“Hubble” is an all-new IMAX movie experience about the Hubble Space Telescope.
And what, exactly, is that?
Back in April of 1990, the Hubble Telescope was launched into orbit with the hope that it would allow NASA and the public to see pictures of our galaxy and far beyond. Though the main mirror was warped and had to be fixed, Hubble has fulfilled its purpose.
Most of the film takes place in 2009, when the seven astronauts of the Atlantis STS-125 crew went on a mission to repair the telescope so that it would function for several more years.
Director Toni Myers (“Space Station”) does a great job of making “Hubble” both a human story and a visual journey into outer space. Myers lets us learn about the astronauts, including the pilot, Gregory Johnson, the commander, Scott Altman, and the five mission specialists. In their interviews, they talk about their jobs and what they hope the space shuttle servicing mission will accomplish. The moments with the crew give the audience a reason to care about the fate of Hubble.
he visual imagery is an impressive mix of live action and sequences that are taken from Hubble data. The scenes that especially stand out are the ones that show vast parts of the galaxy, like the Orion Nebula. The film captures an alien part of space that is both shocking and magical.

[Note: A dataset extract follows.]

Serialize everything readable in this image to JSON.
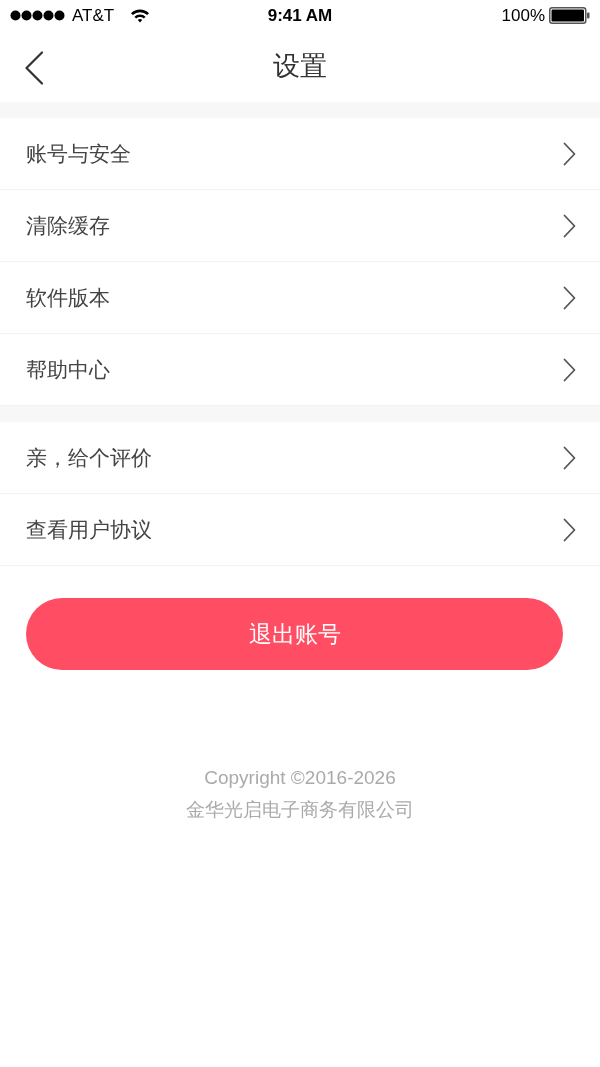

There is strong narration from Leonardo DiCaprio. The script is full of interesting facts as well as pathos and, occasionally, humor. His voiceover is entertaining because he’s able to talk seriously about the importance of Hubble without adding schmaltz or explicative preachiness
“Hubble” is an intimate look at how far technology and man have come. It is worth seeing not only because it is so informative but also because it is an amazing IMAX experience. Even though the film is not shown in 3D at this venue, it almost appears as though you are watching a 3D format. The special screen at the Reuben H. Fleet Science Center enhances the presentation so much that it’s as though the movie was shot especially for this theater.
The Hubble telescope may not last forever. But it will be remembered as a tool that helped us learn secrets of our universe.
Rating: ★★★1/2 (out of four)
When: Movie time changes daily
Where: Reuben H. Fleet Science Center, 1875 El Prado, Balboa Park in San Diego
How much: $11.75 to $14.50
Tickets/information: (619) 238-1233; www.rhfleet.org
David Dixon is an SDNN contributor.